In squeaker, Presbyterians reject divestment
Pro-Israel groups say close vote welcome but suggests future tension
Ethan Felson, assistant executive director of the Jewish Council for Public Affairs, at work at the Presbyterians’ General Assembly, says “the resolution failed because Presbyterians were called to their better nature.”
Photo by John Cushman
July 11, 2012
State and national Jewish leaders applauded the Presbyterian Church’s General Assembly for voting down a resolution that would have divested their stock holdings in three companies that do business with Israel.
At the same time, the Jewish leaders credited their own grassroots efforts in working to defeat the measure that — if it had passed — could have caused a severe rift between Jews and the church.
The vote against selling church stock in the Motorola, Caterpillar, and Hewlett-Packard Corporations was a narrow one, 333-331, with two abstentions.
Had it gone the other way, “it would not have been business as usual,” said Ethan Felson, assistant executive director of the Jewish Council for Public Affairs. “It would have been unprecedented. We would have had to figure out what the breach in the relationship would have meant.”
“We were proud to do our part to alert our local rabbis and engage with local Presbyterian delegates to the conference and share with them our vision for peace,” said Melanie Roth Gorelick, director of the Community Relations Committee of Greater MetroWest NJ, a day after the vote.
John Rosen, executive director of the American Jewish Committee’s Metro New Jersey Region, also helped coordinate local Jewish outreach to a dozen Presbyterian delegates and other church leaders prior to their convention.
“If it had passed, we would have had to stop and think seriously about what sort of projects we would be involved in with Presbyterians in the future,” he told NJ Jewish News. “It is not that we wouldn’t accept their phone calls, but we would make this a front-and-center item for the future. It would color every discussion we would have with them in the future.”
The Presbyterian Church USA, the largest branch of the denomination, has some two million members and maintains strong ties with Palestinian Christians on the West Bank.
Many Presbyterian leaders oppose Caterpillar for manufacturing bulldozers Israeli authorities use in demolishing Palestinian homes they consider illegal.
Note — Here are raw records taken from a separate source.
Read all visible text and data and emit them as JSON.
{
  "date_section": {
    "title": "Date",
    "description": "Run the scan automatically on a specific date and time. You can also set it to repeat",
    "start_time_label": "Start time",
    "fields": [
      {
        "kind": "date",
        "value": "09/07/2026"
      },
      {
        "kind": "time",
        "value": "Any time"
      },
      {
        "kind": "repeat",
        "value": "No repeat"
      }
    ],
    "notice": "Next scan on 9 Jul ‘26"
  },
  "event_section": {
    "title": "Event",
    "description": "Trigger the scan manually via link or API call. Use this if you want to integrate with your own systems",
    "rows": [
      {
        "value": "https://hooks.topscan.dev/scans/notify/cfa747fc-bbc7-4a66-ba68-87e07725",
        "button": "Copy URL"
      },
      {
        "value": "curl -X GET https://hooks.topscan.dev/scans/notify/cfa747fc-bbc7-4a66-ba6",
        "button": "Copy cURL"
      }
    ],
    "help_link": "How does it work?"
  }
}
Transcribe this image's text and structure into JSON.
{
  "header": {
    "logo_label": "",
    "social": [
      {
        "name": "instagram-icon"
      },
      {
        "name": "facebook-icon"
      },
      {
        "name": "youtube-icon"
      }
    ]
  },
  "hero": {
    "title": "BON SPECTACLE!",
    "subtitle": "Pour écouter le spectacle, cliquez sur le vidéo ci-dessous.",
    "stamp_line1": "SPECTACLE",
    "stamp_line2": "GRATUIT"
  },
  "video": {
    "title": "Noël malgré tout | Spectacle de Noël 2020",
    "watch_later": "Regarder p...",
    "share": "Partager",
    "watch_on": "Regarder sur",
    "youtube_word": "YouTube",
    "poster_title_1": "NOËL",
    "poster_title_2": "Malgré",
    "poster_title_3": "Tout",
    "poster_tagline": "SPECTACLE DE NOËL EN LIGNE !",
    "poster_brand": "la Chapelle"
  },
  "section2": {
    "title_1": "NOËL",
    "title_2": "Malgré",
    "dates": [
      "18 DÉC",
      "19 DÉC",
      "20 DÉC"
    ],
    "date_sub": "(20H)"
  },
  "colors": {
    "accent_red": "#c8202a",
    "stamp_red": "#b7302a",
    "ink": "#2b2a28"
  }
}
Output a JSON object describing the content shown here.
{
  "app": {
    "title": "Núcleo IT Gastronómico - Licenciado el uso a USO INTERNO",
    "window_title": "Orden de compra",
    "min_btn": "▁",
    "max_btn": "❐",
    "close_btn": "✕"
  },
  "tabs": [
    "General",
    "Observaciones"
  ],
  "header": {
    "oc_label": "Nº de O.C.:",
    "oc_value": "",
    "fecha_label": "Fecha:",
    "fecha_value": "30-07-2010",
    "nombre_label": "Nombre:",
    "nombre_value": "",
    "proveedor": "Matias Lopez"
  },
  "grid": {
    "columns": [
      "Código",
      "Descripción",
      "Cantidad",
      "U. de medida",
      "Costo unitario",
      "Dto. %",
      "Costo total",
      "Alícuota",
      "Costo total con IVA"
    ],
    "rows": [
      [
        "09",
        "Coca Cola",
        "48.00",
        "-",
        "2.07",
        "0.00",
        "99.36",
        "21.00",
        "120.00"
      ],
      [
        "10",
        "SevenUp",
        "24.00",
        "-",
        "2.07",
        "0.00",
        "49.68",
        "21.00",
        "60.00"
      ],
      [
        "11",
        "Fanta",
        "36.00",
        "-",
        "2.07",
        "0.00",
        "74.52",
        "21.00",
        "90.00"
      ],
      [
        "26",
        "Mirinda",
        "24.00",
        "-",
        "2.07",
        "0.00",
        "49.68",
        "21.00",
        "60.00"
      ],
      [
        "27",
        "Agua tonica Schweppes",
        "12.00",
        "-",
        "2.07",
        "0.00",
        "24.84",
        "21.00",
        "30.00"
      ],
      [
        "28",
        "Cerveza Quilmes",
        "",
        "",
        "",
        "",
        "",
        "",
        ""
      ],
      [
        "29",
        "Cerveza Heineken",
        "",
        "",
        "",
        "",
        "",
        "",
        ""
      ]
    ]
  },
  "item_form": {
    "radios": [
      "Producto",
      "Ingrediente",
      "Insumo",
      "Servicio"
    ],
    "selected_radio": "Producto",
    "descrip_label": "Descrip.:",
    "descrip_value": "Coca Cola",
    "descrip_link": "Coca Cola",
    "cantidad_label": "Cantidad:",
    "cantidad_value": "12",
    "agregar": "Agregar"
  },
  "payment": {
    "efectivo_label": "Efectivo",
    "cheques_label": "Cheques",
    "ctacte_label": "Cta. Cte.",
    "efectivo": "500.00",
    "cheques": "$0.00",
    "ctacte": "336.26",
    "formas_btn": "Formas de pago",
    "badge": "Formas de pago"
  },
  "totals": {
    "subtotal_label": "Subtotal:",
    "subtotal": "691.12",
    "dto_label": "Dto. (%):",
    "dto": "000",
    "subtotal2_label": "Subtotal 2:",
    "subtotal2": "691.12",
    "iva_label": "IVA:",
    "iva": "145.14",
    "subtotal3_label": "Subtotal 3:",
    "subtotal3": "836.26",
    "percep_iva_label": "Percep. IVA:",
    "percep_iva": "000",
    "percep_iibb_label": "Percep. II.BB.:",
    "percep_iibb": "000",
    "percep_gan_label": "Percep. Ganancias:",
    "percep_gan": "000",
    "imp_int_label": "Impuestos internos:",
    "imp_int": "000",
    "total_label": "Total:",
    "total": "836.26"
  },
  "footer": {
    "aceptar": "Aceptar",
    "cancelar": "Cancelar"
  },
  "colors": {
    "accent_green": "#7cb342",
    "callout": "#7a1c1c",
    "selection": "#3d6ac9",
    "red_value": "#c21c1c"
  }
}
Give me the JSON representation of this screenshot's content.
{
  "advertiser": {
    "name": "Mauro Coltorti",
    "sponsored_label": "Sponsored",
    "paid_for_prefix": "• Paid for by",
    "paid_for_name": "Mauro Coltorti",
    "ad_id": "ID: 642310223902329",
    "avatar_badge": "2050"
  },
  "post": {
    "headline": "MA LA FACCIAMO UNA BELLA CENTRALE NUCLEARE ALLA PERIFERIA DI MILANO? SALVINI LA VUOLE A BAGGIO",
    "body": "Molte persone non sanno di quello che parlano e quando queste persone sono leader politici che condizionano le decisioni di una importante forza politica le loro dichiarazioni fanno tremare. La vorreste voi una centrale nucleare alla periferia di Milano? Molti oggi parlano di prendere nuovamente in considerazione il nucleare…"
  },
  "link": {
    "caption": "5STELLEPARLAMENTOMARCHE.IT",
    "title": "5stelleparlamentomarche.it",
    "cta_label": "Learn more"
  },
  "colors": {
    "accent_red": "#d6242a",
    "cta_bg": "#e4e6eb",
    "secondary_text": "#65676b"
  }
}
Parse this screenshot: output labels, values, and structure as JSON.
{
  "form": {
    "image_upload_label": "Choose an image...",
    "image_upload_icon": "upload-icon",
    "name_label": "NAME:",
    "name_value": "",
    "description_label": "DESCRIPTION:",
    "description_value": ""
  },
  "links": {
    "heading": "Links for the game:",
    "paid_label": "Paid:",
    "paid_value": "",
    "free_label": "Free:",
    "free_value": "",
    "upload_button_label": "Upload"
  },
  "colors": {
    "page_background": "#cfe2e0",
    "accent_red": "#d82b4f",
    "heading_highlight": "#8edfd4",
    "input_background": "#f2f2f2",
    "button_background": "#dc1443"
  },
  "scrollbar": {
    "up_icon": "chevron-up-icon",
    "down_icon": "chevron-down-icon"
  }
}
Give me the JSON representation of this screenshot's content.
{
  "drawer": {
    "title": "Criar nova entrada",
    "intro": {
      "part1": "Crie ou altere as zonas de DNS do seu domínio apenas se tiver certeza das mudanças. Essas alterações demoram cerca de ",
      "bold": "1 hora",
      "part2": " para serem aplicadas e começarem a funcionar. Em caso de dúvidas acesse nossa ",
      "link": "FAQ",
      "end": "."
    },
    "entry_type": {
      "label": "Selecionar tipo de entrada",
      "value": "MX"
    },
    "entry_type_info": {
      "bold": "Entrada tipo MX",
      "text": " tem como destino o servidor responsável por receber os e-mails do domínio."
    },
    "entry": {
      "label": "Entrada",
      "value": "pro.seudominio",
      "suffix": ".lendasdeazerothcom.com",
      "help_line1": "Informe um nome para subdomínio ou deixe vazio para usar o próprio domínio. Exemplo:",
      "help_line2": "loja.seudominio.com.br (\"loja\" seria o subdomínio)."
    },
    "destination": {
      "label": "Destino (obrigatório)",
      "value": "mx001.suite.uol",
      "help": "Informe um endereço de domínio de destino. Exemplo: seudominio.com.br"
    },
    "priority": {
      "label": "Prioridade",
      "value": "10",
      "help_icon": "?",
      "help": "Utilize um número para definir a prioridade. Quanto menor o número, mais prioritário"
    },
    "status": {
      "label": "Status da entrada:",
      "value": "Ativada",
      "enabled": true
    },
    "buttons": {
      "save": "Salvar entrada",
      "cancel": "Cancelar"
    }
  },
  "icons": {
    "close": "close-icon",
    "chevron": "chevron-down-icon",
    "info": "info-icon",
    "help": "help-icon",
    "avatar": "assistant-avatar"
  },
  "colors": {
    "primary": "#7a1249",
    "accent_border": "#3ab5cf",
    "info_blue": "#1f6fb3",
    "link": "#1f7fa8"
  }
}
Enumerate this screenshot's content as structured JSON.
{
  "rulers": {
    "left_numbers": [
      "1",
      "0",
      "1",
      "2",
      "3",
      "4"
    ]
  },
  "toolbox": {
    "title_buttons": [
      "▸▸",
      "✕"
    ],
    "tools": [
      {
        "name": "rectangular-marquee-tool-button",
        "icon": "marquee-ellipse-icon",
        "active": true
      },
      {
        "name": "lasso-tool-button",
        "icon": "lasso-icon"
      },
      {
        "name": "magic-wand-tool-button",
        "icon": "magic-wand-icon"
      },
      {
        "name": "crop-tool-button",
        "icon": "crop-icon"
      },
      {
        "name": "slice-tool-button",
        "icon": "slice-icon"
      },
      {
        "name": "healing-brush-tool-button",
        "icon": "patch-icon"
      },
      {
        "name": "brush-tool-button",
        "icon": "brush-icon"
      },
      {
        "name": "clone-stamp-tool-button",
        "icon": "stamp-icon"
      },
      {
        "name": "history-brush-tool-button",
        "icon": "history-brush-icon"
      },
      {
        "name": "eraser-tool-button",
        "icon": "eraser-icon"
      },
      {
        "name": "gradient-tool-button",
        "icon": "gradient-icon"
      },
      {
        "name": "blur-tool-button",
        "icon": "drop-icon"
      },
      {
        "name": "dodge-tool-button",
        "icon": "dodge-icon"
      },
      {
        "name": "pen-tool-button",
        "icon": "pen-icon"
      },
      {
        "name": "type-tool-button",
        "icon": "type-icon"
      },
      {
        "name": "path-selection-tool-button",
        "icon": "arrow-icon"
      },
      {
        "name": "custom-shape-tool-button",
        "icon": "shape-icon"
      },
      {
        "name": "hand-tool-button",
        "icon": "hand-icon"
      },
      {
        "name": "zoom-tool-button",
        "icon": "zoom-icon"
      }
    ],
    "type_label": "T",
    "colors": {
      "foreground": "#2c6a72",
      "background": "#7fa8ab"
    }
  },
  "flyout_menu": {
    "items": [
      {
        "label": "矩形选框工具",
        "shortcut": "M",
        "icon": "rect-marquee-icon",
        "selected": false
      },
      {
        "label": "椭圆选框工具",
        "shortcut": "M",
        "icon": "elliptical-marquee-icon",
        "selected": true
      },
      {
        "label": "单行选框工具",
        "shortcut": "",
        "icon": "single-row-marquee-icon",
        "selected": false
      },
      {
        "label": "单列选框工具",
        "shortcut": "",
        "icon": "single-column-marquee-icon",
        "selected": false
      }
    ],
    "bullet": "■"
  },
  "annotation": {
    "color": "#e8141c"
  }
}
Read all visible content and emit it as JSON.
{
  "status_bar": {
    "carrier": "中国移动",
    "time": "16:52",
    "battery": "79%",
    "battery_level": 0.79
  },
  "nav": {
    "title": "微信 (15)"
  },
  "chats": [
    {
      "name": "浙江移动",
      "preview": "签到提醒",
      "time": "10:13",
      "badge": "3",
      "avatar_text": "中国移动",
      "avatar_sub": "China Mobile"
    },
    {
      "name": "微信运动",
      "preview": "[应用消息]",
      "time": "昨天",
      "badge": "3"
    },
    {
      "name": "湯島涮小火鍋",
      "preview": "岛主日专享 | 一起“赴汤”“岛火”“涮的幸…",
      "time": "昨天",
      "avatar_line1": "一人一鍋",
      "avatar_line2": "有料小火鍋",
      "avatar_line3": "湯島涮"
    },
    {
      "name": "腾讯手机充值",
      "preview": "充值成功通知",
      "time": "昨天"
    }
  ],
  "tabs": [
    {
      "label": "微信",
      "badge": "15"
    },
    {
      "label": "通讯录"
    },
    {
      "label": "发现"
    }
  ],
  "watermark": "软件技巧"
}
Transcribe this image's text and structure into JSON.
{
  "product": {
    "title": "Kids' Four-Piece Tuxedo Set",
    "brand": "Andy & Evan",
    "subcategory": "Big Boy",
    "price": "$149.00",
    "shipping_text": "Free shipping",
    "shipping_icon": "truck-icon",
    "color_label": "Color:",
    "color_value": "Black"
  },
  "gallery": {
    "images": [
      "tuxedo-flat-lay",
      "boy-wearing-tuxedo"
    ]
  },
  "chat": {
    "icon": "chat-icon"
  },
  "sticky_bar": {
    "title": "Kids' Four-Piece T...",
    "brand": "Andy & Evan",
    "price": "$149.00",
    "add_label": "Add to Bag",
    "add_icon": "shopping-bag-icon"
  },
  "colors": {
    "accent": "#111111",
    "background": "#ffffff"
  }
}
Israeli security forces also use Motorola surveillance technology and Hewlett-Packard biometric systems.
For several years, Felson has been laboring “close to full time” to prevent mainline Protestant churches from divesting from Israel.
He was backed by the Israel Action Network — a project launched by JCPA and the Jewish Federations of North America — and Jewish community relations committees from across the country. Jewish organizations from across most of the political spectrum, including the left-leaning J Street and Americans for Peace Now, sent representatives to the Presbyterian convention site in Pittsburgh to oppose the resolution. Jewish groups argue that divestment, like boycotts, is a tactic associated with those who oppose the existence of the Jewish state, not just its treatment of the Palestinians.
In a July 6 phone interview from Pittsburgh, Felson told NJJN this year’s battle was especially tough.
“The major institutions of the church pulled out all the stops to pass divestment. It failed because Presbyterians were called to their better nature,” he said. “It was remarkable to see the presence of better angels. They strive to be peacemakers who are committed to both Palestinian Christians and to Israelis and their relations with Christians, Jews, and Muslims. They recognize that peacemakers not only don’t have to choose but need to be agents of reconciliation, not division.”
Like Felson, Gorelick said passage of the divestment resolution would have led to tension with local congregations.
“A lot of our interfaith work is done through our rabbis, and it really would have hurt relationships between the Jewish community and the Presbyterian community,” she said. “But we would have had to take a strong stand, and it could have hurt friendships at the local level.”
She added: “In the future we need to continue a dialogue with the Presbyterians about how to bring the Palestinians to the negotiating table. In my conversations with them, I learned they do not know the Jewish community’s efforts toward peace, and they are not aware of the U.S. government’s efforts for peace. They just think of Israel as a militaristic force that wants to dominate the Palestinians.”
Noting the narrow margin of victory, Rosen said, “The close vote tells us the next time it may well pass. Our goal at AJC in partnership with the CRCs and others involved is to try to develop more long-term relationships in the Presbyterian community as a way we can express our concern.”
Although the United Methodist Church and the Evangelical Lutheran Church have voted down divestment resolutions in recent conventions, the Quakers’ Friends Fiduciary Committee did agree to sell off its Caterpillar stock this year.